Ah there’s no one like Sarah Manning (Tatiana Maslany) – the young punky mother and small-time hustler Orphan Black introduces us to. No one that is except for the distraught woman standing opposite her on the railway platform. The woman is exactly like Sarah. Why, they could almost be twins. It would be fun to swap stories, maybe date the same guy at the same time, build a billion-dollar brand like the Olsen twins but before Sarah can start drawing up a contract her doppelgänger walks in front of an oncoming train. SPLAT. It’s a shock beyond belief for Sarah who waits a good 10 seconds before stealing the dead chick’s purse and jetting off. Well you would wouldn’t you?

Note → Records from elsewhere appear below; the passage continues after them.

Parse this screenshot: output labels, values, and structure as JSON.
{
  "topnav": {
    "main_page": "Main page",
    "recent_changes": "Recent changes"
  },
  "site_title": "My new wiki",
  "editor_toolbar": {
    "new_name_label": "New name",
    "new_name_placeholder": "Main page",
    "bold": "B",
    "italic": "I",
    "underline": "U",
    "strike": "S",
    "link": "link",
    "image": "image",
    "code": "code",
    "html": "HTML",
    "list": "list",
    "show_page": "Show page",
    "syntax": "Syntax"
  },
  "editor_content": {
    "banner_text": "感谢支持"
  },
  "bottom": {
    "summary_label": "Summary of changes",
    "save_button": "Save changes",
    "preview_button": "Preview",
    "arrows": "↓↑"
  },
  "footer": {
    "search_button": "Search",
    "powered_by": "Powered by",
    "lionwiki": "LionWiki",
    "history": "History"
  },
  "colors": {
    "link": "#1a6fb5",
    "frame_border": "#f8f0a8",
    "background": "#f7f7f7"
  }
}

You would if you’re Sarah anyway. Turns out the woman was police detective Beth Childs and in a moving tribute to her memory Sarah resolves to steal her identity, her job, occupy her flat and empty her bank accounts so she can regain custody of her daughter Kira (currently living with a foster carer). Foster brother Felix is roped into Sarah’s plans and that means risking a kicking from her coke dealing boyfriend Vic who she swiped a key of coke off. It’s pretty obvious by now that if it’s not nailed down Sarah will nick it.

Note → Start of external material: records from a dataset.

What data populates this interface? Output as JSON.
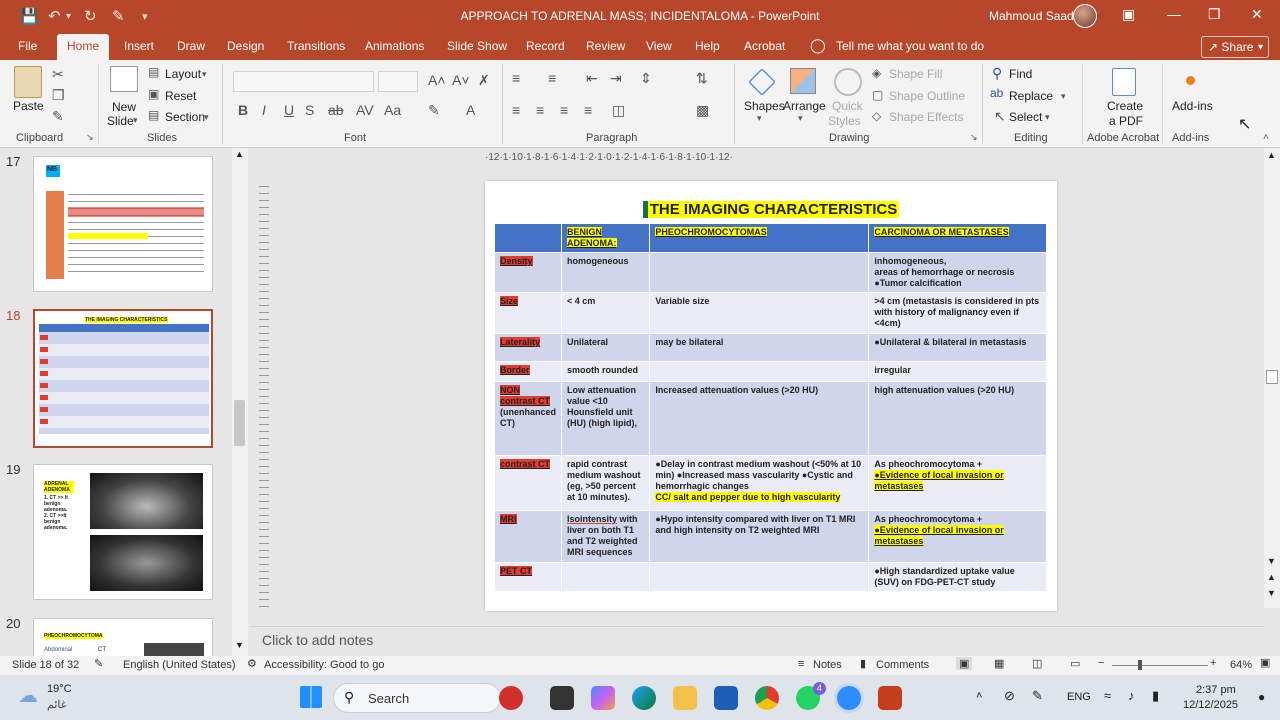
{
  "window": {
    "title": "APPROACH TO ADRENAL MASS; INCIDENTALOMA  -  PowerPoint",
    "user": "Mahmoud Saad"
  },
  "menu_tabs": [
    "File",
    "Home",
    "Insert",
    "Draw",
    "Design",
    "Transitions",
    "Animations",
    "Slide Show",
    "Record",
    "Review",
    "View",
    "Help",
    "Acrobat"
  ],
  "tell_me": "Tell me what you want to do",
  "share_label": "Share",
  "ribbon": {
    "clipboard": {
      "paste": "Paste",
      "group": "Clipboard"
    },
    "slides": {
      "new_slide_1": "New",
      "new_slide_2": "Slide",
      "layout": "Layout",
      "reset": "Reset",
      "section": "Section",
      "group": "Slides"
    },
    "font": {
      "group": "Font"
    },
    "paragraph": {
      "group": "Paragraph"
    },
    "drawing": {
      "shapes": "Shapes",
      "arrange": "Arrange",
      "quick_styles_1": "Quick",
      "quick_styles_2": "Styles",
      "shape_fill": "Shape Fill",
      "shape_outline": "Shape Outline",
      "shape_effects": "Shape Effects",
      "group": "Drawing"
    },
    "editing": {
      "find": "Find",
      "replace": "Replace",
      "select": "Select",
      "group": "Editing"
    },
    "acrobat": {
      "create_1": "Create",
      "create_2": "a PDF",
      "group": "Adobe Acrobat"
    },
    "addins": {
      "label": "Add-ins",
      "group": "Add-ins"
    }
  },
  "thumbnails": [
    {
      "num": "17",
      "title": "NB"
    },
    {
      "num": "18",
      "title": "THE IMAGING CHARACTERISTICS"
    },
    {
      "num": "19",
      "title": "ADRENAL ADENOMA",
      "lines": [
        "1. CT >> It",
        "benign",
        "adenoma.",
        "2. CT >>It",
        "benign",
        "adenoma."
      ]
    },
    {
      "num": "20",
      "title": "PHEOCHROMOCYTOMA",
      "sub": "Abdominal",
      "sub2": "CT"
    }
  ],
  "ruler": "·12·1·10·1·8·1·6·1·4·1·2·1·0·1·2·1·4·1·6·1·8·1·10·1·12·",
  "slide": {
    "title": "THE IMAGING CHARACTERISTICS",
    "headers": [
      "",
      "BENIGN ADENOMA:",
      "PHEOCHROMOCYTOMAS",
      "CARCINOMA OR METASTASES"
    ],
    "rows": [
      {
        "label": "Density",
        "c1": "homogeneous",
        "c2": "",
        "c3a": "inhomogeneous,",
        "c3b": "areas of hemorrhage or necrosis",
        "c3c": "●Tumor calcification"
      },
      {
        "label": "Size",
        "c1": "< 4 cm",
        "c2": "Variable size",
        "c3": ">4 cm (metastasis is considered in pts with history of malignancy even if <4cm)"
      },
      {
        "label": "Laterality",
        "c1": "Unilateral",
        "c2": "may be bilateral",
        "c3": "●Unilateral & bilateral in metastasis"
      },
      {
        "label": "Border",
        "c1": "smooth rounded",
        "c2": "",
        "c3": "irregular"
      },
      {
        "label": "NON contrast CT",
        "label2": "(unenhanced CT)",
        "c1": "Low attenuation value <10 Hounsfield unit (HU) (high lipid),",
        "c2": "Increased attenuation values (>20 HU)",
        "c3": "high attenuation values (>20 HU)"
      },
      {
        "label": "contrast CT",
        "c1": "rapid contrast medium washout (eg, >50 percent at 10 minutes).",
        "c2": "●Delay in contrast medium washout (<50% at 10 min) ●Increased mass vascularity ●Cystic and hemorrhagic changes",
        "c2b": "CC/ salt and pepper due to high vascularity",
        "c3": "As pheochromocytoma +",
        "c3b": "●Evidence of local invasion or metastases"
      },
      {
        "label": "MRI",
        "c1a": "Isointensity",
        "c1b": " with liver on both T1 and T2 weighted MRI sequences",
        "c2": "●Hypo intensity compared with liver on T1 MRI and high intensity on T2 weighted MRI",
        "c3": "As pheochromocytoma +",
        "c3b": "●Evidence of local invasion or metastases"
      },
      {
        "label": "PET CT",
        "c1": "",
        "c2": "",
        "c3": "●High standardized uptake value (SUV) on FDG-PET-CT study"
      }
    ]
  },
  "notes_placeholder": "Click to add notes",
  "status": {
    "slide": "Slide 18 of 32",
    "language": "English (United States)",
    "accessibility": "Accessibility: Good to go",
    "notes": "Notes",
    "comments": "Comments",
    "zoom": "64%"
  },
  "taskbar": {
    "weather_temp": "19°C",
    "weather_desc": "غائم",
    "search": "Search",
    "lang": "ENG",
    "time": "2:37 pm",
    "date": "12/12/2025",
    "badge": "4"
  },
  "colors": {
    "accent": "#b7472a",
    "table_header": "#4472c4",
    "row_dark": "#cfd5ea",
    "row_light": "#e9ebf5",
    "highlight_yellow": "#ffff00",
    "label_red": "#e03c31"
  }
}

The only thing she can’t nick is a quiet life because her plans of riding into the sunset with her daughter are thwarted as it becomes apparent that she is just one of several human clones. There’s dead Beth who we’ve already met and mysterious German Katja – she gets it from a sniper quite shortly after we meet her. In a scene we don’t see Sarah rifle through Katja’s, retrieves a zippo lighter and some chewing gum and says “score!” Seriously, that chick will nick anything. That indisputable truth aside, it looks like this being-a-clone business is a dangerous one.

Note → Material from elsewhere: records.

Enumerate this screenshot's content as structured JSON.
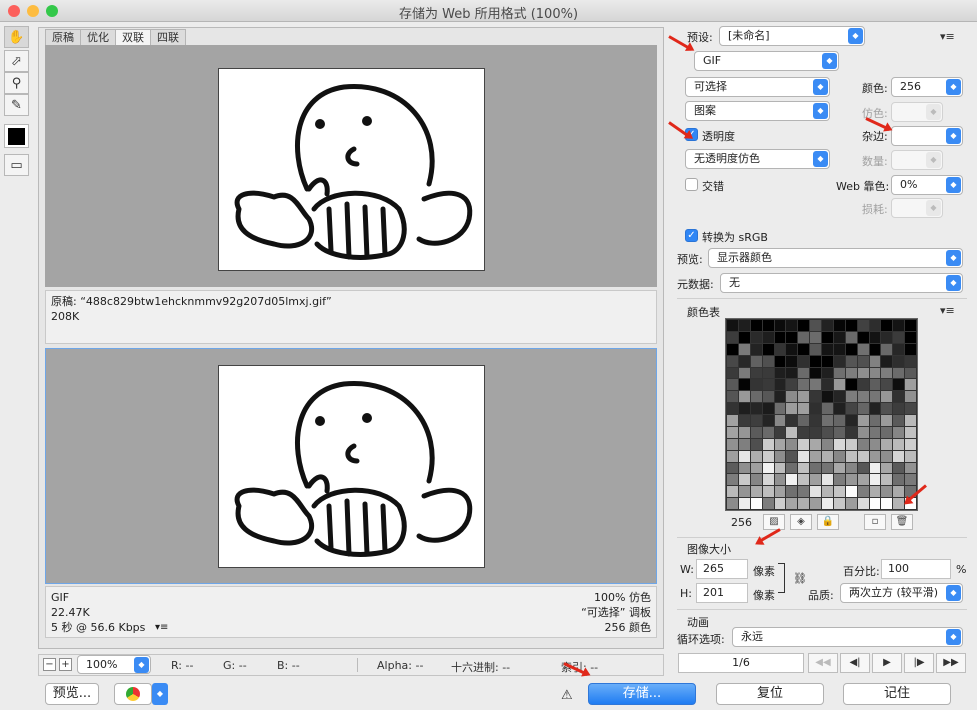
{
  "window": {
    "title": "存储为 Web 所用格式 (100%)"
  },
  "tabs": [
    "原稿",
    "优化",
    "双联",
    "四联"
  ],
  "original": {
    "filename": "原稿: “488c829btw1ehcknmmv92g207d05lmxj.gif”",
    "size": "208K"
  },
  "optimized": {
    "format": "GIF",
    "size": "22.47K",
    "speed": "5 秒 @ 56.6 Kbps",
    "dither": "100% 仿色",
    "palette": "“可选择” 调板",
    "colors": "256 颜色"
  },
  "statusbar": {
    "zoom": "100%",
    "r": "R: --",
    "g": "G: --",
    "b": "B: --",
    "alpha": "Alpha: --",
    "hex": "十六进制: --",
    "index": "索引: --"
  },
  "bottom": {
    "preview": "预览...",
    "save": "存储...",
    "reset": "复位",
    "remember": "记住"
  },
  "settings": {
    "preset_label": "预设:",
    "preset_value": "[未命名]",
    "format": "GIF",
    "reduction": "可选择",
    "dither_algo": "图案",
    "transparency_label": "透明度",
    "transparency_dither": "无透明度仿色",
    "interlaced_label": "交错",
    "colors_label": "颜色:",
    "colors_value": "256",
    "dither_label": "仿色:",
    "matte_label": "杂边:",
    "amount_label": "数量:",
    "websnap_label": "Web 靠色:",
    "websnap_value": "0%",
    "lossy_label": "损耗:",
    "convert_srgb": "转换为 sRGB",
    "preview_label": "预览:",
    "preview_value": "显示器颜色",
    "metadata_label": "元数据:",
    "metadata_value": "无",
    "color_table_label": "颜色表",
    "color_count": "256"
  },
  "image_size": {
    "label": "图像大小",
    "w_label": "W:",
    "w_value": "265",
    "w_unit": "像素",
    "h_label": "H:",
    "h_value": "201",
    "h_unit": "像素",
    "percent_label": "百分比:",
    "percent_value": "100",
    "percent_unit": "%",
    "quality_label": "品质:",
    "quality_value": "两次立方 (较平滑)"
  },
  "animation": {
    "label": "动画",
    "loop_label": "循环选项:",
    "loop_value": "永远",
    "frame": "1/6"
  },
  "colors": {
    "accent": "#2f86f5",
    "arrow": "#e0281a",
    "canvas_gray": "#a4a4a4"
  }
}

Still, Sarah steals our hearts like a pallet of unattended collection boxes in this spirited opener. Tatiana Maslany is titanic throughout this season in a series of very different performances encompassing different accents, mannerisms and styles. She’s soccer mom, scientist, psychopath – whatever they throw at her she bats it back with venom. The show itself is daft, of course, but far from stupid. It’s very confident in the territory and with a bit of luck might become the show Dollhouse could have been – a half-decent one.